I think so often of the wonderful time we all had at the dedication of the amphitheatre, and am forever grateful to all those who had a part in that affair.

My regards and fondest good wishes to you all!....Lynne

If Corine Speck was still living she would be pleased, I know, with the response that has come from the Potluck article of Sept. 15 about her family of millers.

When the original article, which Ray Dell discovered at public sale, came to my attention, my instinct immediately told me there was a good story. I am still perplexed as to why Corrine never called it to me attention while she was alive.

A copy of the article was sent to J.W. Speck, Findlay, a cousin of corine... He sent the following reply:

Dear Paul: I very much enjoyed your recent article in The Review Times about the Speck brothers and their involvement with milling. Of course I have a personal involvement since my grandfather was A.H. (Alvey) Speck.

I knew some of the history, but not as extensively as reported in your article.

My grandfather operated a mill on the Sandusky River, across from the old Junior Order Home which is now a state hospital in Tiffin. My father worked there as a young man. The mill is since torn down.

My brother painted a picture of it many years ago, which hangs in his home in E. El Paso Texas.

I cannot recall ever meeting my grandfather as he died shortly after I was born, however, I can remember meeting my uncle Harry (H.B. Speck) and I may have met Corrine's father William.

I intend to devote some time in the next few years to learning more of the family history, and to this end, I wonder if you could provide me with a copy of the original article that was sold at the auction....James W. Speck.

Here's a letter from Myrtle Vanderhodd Baker, telling about her memories of St. John's Dam and the old mill once, run by one oof the sparks, which stood on the Sandusky River at the dam.

Dear Mr. Krupp...I've read all your Potluck stories and really enjoyed them but was surprised to read one I know something about.

I think you will remember me. Until I was about 10 years old my folks lived close to St. John's Dam. It would have been long ago a long walk to go there by the road, but we could go over the hills and it was not far that way. Just had to go through our backyard and down a steep hill through a ravine, and up a big hill and down the other side through a meadow to a gate, through it, then to the dam. There in a little house the miller and family lived. His name was Ben Walters. He had a daughter about my age and me and my sister played with her. Sometimes we went to the mill and played inside it.

I always loved living there, and we went back lots of times. The mill was there, I think, when I went back when I was about 18, and the covered bridge was there until it went out in the 1913 flood. Then they built an iron top bridge. A few years ago a new modern bridge replaced it. They cut the top off of the hill we used to climb and made a road up to the top.
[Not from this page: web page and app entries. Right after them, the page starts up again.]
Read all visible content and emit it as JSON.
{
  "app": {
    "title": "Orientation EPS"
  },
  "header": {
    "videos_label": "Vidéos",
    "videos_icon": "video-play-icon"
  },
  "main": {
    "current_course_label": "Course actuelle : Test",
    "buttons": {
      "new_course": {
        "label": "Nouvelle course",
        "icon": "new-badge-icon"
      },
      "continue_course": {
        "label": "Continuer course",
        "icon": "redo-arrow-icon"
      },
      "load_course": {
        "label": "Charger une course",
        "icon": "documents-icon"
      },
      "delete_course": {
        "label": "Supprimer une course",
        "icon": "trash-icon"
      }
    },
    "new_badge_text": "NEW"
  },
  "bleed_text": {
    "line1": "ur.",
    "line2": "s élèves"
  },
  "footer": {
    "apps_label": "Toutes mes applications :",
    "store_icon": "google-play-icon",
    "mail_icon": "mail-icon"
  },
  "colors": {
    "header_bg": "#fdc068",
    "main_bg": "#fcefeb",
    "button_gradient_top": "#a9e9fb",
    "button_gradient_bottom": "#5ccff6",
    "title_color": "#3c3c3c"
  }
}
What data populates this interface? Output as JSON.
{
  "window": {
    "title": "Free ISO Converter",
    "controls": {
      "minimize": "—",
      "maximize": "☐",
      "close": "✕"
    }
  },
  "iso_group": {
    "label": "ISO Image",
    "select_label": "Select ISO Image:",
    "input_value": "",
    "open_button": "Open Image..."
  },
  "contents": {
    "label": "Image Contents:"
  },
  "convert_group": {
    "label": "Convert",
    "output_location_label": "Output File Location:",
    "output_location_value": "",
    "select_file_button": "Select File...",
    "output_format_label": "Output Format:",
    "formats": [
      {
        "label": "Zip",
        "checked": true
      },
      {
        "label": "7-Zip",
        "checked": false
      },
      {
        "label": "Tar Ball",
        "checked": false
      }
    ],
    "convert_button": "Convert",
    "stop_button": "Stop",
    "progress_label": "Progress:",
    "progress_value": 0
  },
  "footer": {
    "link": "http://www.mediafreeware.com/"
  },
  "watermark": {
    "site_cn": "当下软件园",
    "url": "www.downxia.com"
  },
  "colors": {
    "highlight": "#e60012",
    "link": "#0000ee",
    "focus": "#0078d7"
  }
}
You should go to the Tiffin Museum some time where I saw a picture hanging on a wall of the Keller Mll, as we called it. The kellers lived in the big brick house in front of the mill which is part of a rest home now.

I have had a mild stroke and living in Good Shepherd Home for about a year now. I am 85 years old so I guess I belong to the old timers club....Myrtle Baker.

In the Kipka Dairy story, the man standing beside the milk wagon, illustrated in the article, was idenitified by Earl Myers as his father Morris who he said worked for that dairy back when they sold milk by the dipper.

I forgot to ask Earl Myers for his address, and later, when I tried to contact him by phone, I was unable to find a listing in the local directory. Perhaps he will call again, when he see this item.